(Excerpts from an interface dataset)

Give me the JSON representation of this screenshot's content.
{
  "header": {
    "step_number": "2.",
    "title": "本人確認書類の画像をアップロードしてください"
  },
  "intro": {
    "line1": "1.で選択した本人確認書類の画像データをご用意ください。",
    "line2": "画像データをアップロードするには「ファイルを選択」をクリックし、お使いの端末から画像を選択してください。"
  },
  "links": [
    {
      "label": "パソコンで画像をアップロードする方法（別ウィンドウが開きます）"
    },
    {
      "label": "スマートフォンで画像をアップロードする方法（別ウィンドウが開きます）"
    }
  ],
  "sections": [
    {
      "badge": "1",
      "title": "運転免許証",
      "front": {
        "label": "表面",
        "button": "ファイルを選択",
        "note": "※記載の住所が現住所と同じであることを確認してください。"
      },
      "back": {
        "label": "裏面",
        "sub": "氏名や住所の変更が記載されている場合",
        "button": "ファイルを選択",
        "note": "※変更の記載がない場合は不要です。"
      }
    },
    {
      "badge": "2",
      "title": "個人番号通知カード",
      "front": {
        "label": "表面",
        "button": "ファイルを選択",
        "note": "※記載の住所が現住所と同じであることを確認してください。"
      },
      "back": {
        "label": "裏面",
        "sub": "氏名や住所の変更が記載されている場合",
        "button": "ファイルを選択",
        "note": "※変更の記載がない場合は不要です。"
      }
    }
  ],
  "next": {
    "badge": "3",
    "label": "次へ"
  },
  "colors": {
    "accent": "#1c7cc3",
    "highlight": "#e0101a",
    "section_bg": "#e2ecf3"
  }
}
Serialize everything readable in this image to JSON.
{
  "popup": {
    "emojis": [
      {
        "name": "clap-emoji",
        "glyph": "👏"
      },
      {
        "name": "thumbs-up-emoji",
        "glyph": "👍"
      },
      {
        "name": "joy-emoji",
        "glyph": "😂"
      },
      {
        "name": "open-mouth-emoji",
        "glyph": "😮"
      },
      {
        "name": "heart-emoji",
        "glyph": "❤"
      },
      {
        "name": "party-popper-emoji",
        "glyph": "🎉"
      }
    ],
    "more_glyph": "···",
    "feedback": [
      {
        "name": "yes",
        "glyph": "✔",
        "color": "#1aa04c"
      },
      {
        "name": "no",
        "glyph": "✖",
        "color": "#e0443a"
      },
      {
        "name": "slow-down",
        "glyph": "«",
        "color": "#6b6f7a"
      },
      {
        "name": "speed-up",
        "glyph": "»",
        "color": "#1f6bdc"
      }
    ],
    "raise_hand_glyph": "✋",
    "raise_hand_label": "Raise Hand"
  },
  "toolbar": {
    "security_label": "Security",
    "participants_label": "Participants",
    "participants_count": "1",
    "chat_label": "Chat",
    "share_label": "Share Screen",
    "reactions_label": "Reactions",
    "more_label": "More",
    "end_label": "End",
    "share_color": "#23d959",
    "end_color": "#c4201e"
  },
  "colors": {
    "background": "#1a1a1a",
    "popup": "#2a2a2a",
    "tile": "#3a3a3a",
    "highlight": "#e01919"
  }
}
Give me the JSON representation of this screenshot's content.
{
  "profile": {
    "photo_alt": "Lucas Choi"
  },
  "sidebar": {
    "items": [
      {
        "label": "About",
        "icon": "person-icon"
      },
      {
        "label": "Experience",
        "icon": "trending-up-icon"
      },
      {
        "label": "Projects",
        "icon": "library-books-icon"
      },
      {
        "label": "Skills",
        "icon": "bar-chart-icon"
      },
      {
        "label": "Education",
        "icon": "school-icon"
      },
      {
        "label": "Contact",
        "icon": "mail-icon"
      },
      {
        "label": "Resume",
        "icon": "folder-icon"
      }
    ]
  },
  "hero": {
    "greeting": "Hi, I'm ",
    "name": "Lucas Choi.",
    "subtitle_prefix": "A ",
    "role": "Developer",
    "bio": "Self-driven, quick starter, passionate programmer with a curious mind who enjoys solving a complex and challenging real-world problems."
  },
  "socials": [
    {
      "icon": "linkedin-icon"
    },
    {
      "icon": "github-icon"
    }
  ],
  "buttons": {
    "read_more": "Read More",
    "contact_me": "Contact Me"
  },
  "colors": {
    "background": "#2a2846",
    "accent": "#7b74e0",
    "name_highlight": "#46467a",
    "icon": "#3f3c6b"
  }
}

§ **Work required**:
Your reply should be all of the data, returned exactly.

§ **Task result**:
Give me the JSON representation of this screenshot's content.
{
  "header": {
    "step_number": "2.",
    "title": "本人確認書類の画像をアップロードしてください"
  },
  "intro": {
    "line1": "1.で選択した本人確認書類の画像データをご用意ください。",
    "line2": "画像データをアップロードするには「ファイルを選択」をクリックし、お使いの端末から画像を選択してください。"
  },
  "links": [
    {
      "label": "パソコンで画像をアップロードする方法（別ウィンドウが開きます）"
    },
    {
      "label": "スマートフォンで画像をアップロードする方法（別ウィンドウが開きます）"
    }
  ],
  "sections": [
    {
      "badge": "1",
      "title": "運転免許証",
      "front": {
        "label": "表面",
        "button": "ファイルを選択",
        "note": "※記載の住所が現住所と同じであることを確認してください。"
      },
      "back": {
        "label": "裏面",
        "sub": "氏名や住所の変更が記載されている場合",
        "button": "ファイルを選択",
        "note": "※変更の記載がない場合は不要です。"
      }
    },
    {
      "badge": "2",
      "title": "個人番号通知カード",
      "front": {
        "label": "表面",
        "button": "ファイルを選択",
        "note": "※記載の住所が現住所と同じであることを確認してください。"
      },
      "back": {
        "label": "裏面",
        "sub": "氏名や住所の変更が記載されている場合",
        "button": "ファイルを選択",
        "note": "※変更の記載がない場合は不要です。"
      }
    }
  ],
  "next": {
    "badge": "3",
    "label": "次へ"
  },
  "colors": {
    "accent": "#1c7cc3",
    "highlight": "#e0101a",
    "section_bg": "#e2ecf3"
  }
}
Serialize everything readable in this image to JSON.
{
  "popup": {
    "emojis": [
      {
        "name": "clap-emoji",
        "glyph": "👏"
      },
      {
        "name": "thumbs-up-emoji",
        "glyph": "👍"
      },
      {
        "name": "joy-emoji",
        "glyph": "😂"
      },
      {
        "name": "open-mouth-emoji",
        "glyph": "😮"
      },
      {
        "name": "heart-emoji",
        "glyph": "❤"
      },
      {
        "name": "party-popper-emoji",
        "glyph": "🎉"
      }
    ],
    "more_glyph": "···",
    "feedback": [
      {
        "name": "yes",
        "glyph": "✔",
        "color": "#1aa04c"
      },
      {
        "name": "no",
        "glyph": "✖",
        "color": "#e0443a"
      },
      {
        "name": "slow-down",
        "glyph": "«",
        "color": "#6b6f7a"
      },
      {
        "name": "speed-up",
        "glyph": "»",
        "color": "#1f6bdc"
      }
    ],
    "raise_hand_glyph": "✋",
    "raise_hand_label": "Raise Hand"
  },
  "toolbar": {
    "security_label": "Security",
    "participants_label": "Participants",
    "participants_count": "1",
    "chat_label": "Chat",
    "share_label": "Share Screen",
    "reactions_label": "Reactions",
    "more_label": "More",
    "end_label": "End",
    "share_color": "#23d959",
    "end_color": "#c4201e"
  },
  "colors": {
    "background": "#1a1a1a",
    "popup": "#2a2a2a",
    "tile": "#3a3a3a",
    "highlight": "#e01919"
  }
}
Give me the JSON representation of this screenshot's content.
{
  "profile": {
    "photo_alt": "Lucas Choi"
  },
  "sidebar": {
    "items": [
      {
        "label": "About",
        "icon": "person-icon"
      },
      {
        "label": "Experience",
        "icon": "trending-up-icon"
      },
      {
        "label": "Projects",
        "icon": "library-books-icon"
      },
      {
        "label": "Skills",
        "icon": "bar-chart-icon"
      },
      {
        "label": "Education",
        "icon": "school-icon"
      },
      {
        "label": "Contact",
        "icon": "mail-icon"
      },
      {
        "label": "Resume",
        "icon": "folder-icon"
      }
    ]
  },
  "hero": {
    "greeting": "Hi, I'm ",
    "name": "Lucas Choi.",
    "subtitle_prefix": "A ",
    "role": "Developer",
    "bio": "Self-driven, quick starter, passionate programmer with a curious mind who enjoys solving a complex and challenging real-world problems."
  },
  "socials": [
    {
      "icon": "linkedin-icon"
    },
    {
      "icon": "github-icon"
    }
  ],
  "buttons": {
    "read_more": "Read More",
    "contact_me": "Contact Me"
  },
  "colors": {
    "background": "#2a2846",
    "accent": "#7b74e0",
    "name_highlight": "#46467a",
    "icon": "#3f3c6b"
  }
}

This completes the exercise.